Date of this Version
Honors in Practice 16 (2020)
Honors colleges aim to provide unique first-year experiences that promote life skills and emphasize process over product in an interdisciplinary setting that builds community. A two-semester, five-semester-hour course sequence with colloquia tackles these challenges by introducing an entrepreneurial mindset that pushes students toward innovative understanding and building of community. The first iteration includes an introduction to design thinking; identification of wicked problems; collection of data using immersion experiences, interviews, and literature review; and experiments (n = 35) in project-based entrepreneurial methodologies using Lean LaunchPad. The second iteration involves assessment, applied qualitative analysis, out-of-class learning, and peer mentoring. Results provide a framework for developing innovative thinking, an entrepreneurial mindset, and community engagement among first-year students—a design that, the authors conclude, has not only developed in students specific, non-academic skills (such as resiliency and creative self-confidence) but effectively doubled the size (as mandated by the university) of the first-year class.

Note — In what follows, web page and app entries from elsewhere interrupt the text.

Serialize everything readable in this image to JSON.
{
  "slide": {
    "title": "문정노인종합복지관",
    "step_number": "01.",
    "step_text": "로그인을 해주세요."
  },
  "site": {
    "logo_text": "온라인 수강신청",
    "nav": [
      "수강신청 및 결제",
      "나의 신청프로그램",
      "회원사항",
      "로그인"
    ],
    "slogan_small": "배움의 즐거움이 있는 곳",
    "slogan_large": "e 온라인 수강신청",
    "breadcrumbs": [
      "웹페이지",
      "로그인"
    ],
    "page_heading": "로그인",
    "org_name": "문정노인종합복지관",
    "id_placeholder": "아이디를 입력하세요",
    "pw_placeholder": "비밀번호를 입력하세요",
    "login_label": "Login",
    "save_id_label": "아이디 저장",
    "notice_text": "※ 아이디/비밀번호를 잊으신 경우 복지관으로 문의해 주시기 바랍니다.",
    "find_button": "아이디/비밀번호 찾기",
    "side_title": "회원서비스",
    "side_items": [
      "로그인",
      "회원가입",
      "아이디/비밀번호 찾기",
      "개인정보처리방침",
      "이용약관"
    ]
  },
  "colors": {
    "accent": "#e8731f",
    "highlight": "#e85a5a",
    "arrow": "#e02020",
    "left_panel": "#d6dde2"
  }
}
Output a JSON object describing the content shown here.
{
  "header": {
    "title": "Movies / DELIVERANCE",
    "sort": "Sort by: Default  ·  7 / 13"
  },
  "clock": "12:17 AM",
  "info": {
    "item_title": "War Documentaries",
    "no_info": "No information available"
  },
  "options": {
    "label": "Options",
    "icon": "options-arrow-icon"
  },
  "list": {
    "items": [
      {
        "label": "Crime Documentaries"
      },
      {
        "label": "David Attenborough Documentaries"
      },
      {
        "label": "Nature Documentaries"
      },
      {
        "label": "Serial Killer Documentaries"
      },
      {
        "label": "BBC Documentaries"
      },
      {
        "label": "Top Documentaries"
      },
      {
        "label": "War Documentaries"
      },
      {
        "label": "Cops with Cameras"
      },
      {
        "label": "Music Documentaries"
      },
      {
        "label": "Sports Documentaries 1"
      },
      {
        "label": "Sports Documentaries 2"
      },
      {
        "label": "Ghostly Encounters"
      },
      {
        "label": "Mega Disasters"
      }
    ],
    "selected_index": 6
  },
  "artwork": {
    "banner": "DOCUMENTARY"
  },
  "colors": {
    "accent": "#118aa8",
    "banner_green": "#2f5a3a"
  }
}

Implications for future iterations are considered, calling for strengthening administrative support, increasing academic/community partnership, and sustaining funding beyond the first year.